This week’s review is of Excursions in World Music, 6th edition, 2011, published by Pearson. Bruno Nettl is the general editor and, like Worlds of Music, each chapter in this textbook is written by a different author. Unlike WoM, however, some authors write more than one chapter in this text. For example, Isabel Wong contributed the chapters on Japan and China, and Thomas Turino penned the chapters on Latin America and Sub-Saharan Africa. The first edition of Excursions in World Music was published by Prentice Hall in 1992 and featured most of the same authors and topics.
Today we begin the great textbook review. I decided to start with Worlds of Music: An Introduction to the Music of the World’s Peoples Shorter Version, 3rd edition (2009). Jeff Todd Titon is the general editor and each chapter is written by a different author. This “review” series will address the content of the textbooks, but I also wanted to include a bit of info regarding buying the book, different formats it’s available in, etc. This is more to cover practical information for (future) teachers. I am assuming (dangerous) that we’re all past the point where this would be a textbook in a class we’re taking. Of course the info will change over time, so this is just a (admittedly rather long) snapshot of what’s available now.

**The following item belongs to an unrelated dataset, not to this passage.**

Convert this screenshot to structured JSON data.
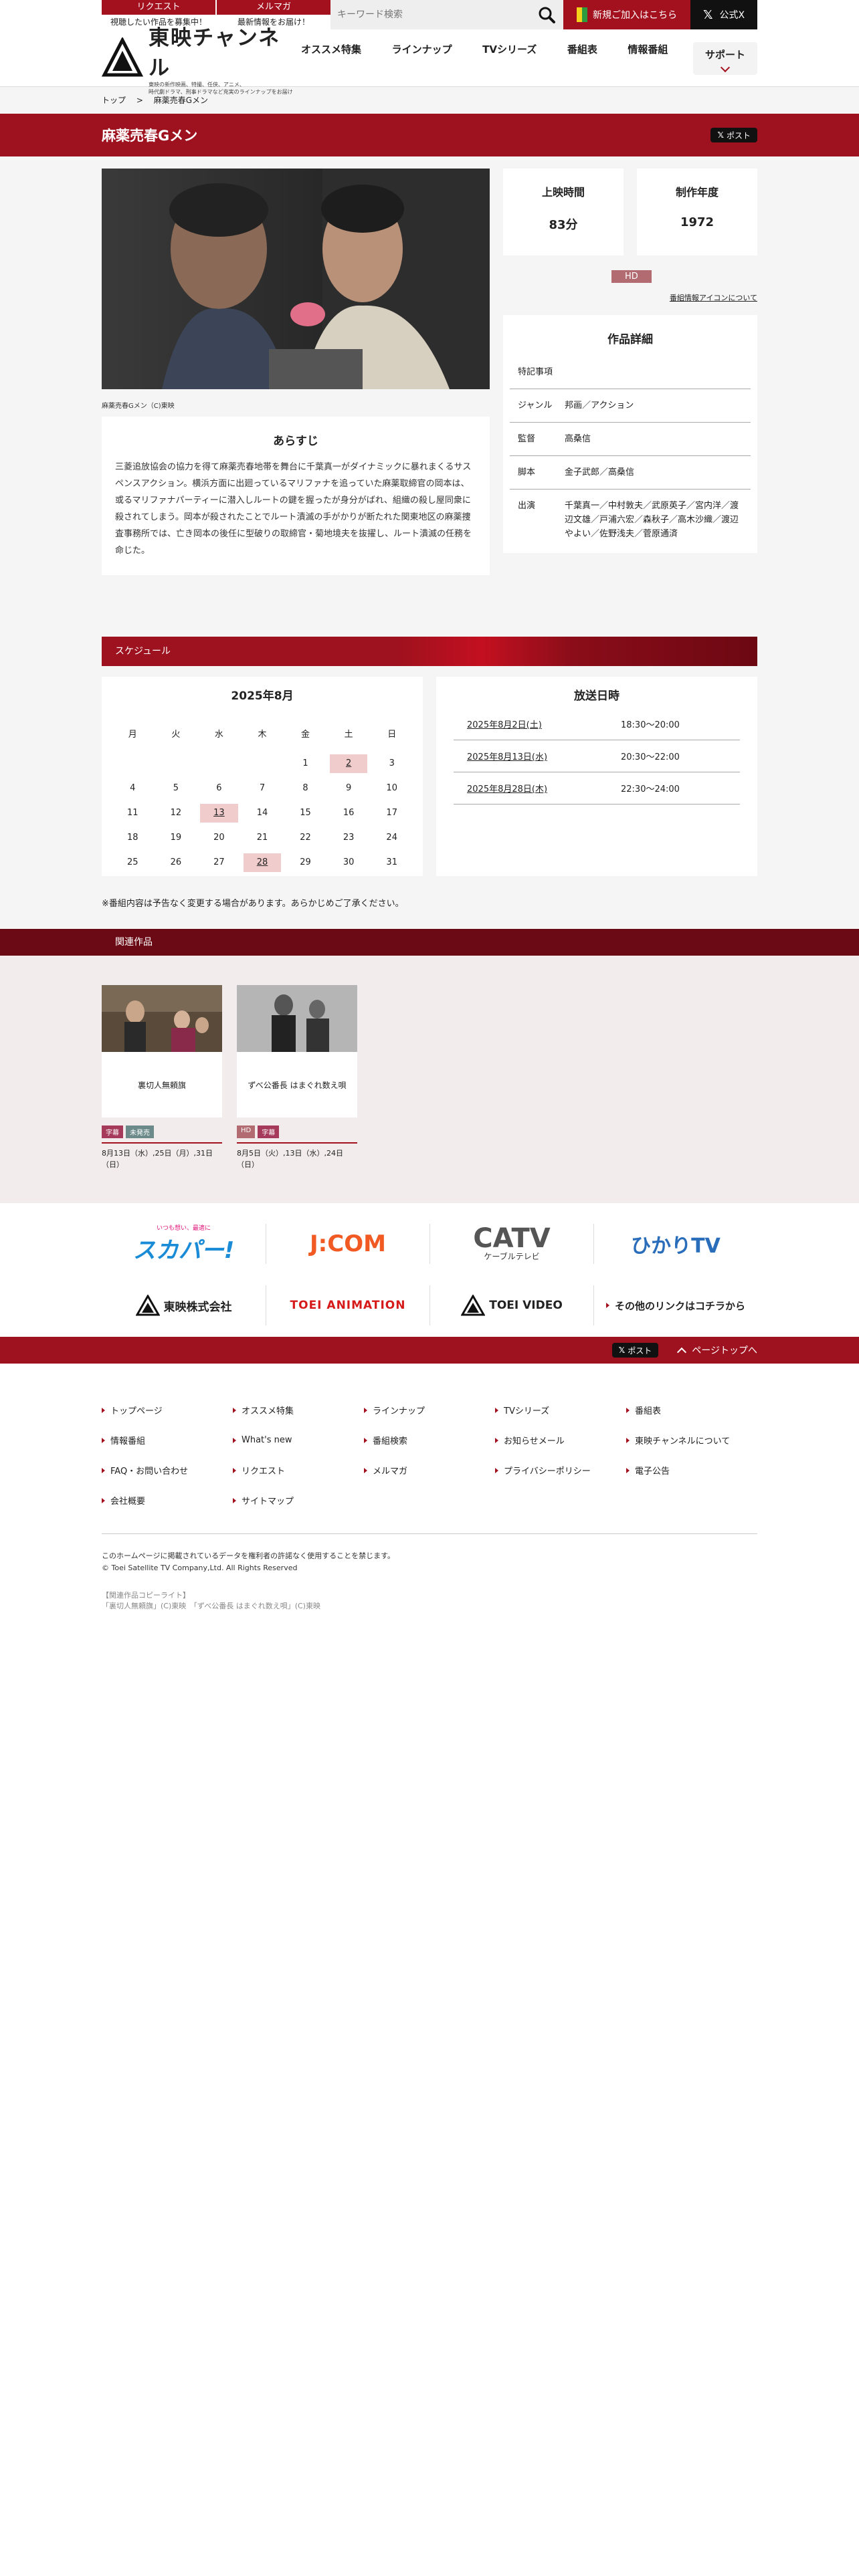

The issue of textbooks is an interesting one. I know by just mentioning the term, I risk glazed eyes and a brief but effective mental shutdown before you click away, but bear with me. I’ve been preparing my online world music class for the fall and the question of textbooks always comes up. To use a textbook or not to use a textbook, that is the question…Well, actually that’s the first question. Many other questions follow: if I use a textbook, which one do I use? If I don’t use one, how do I find consistent readings? If I do use a textbook, do I use the full or shortened editions (if any are available)? Do I make supplemental CDs for the areas the textbook doesn’t cover? Do I make CDs for every student or do I put a few copies on reserve at the library? Is it ok for students to use an older edition? Are there any electronic copies available for students? I can’t fit the entire textbook into one semester, so which chapters do I pick? Do I go in order of the book or skip around? Why are questions about textbooks consuming my life?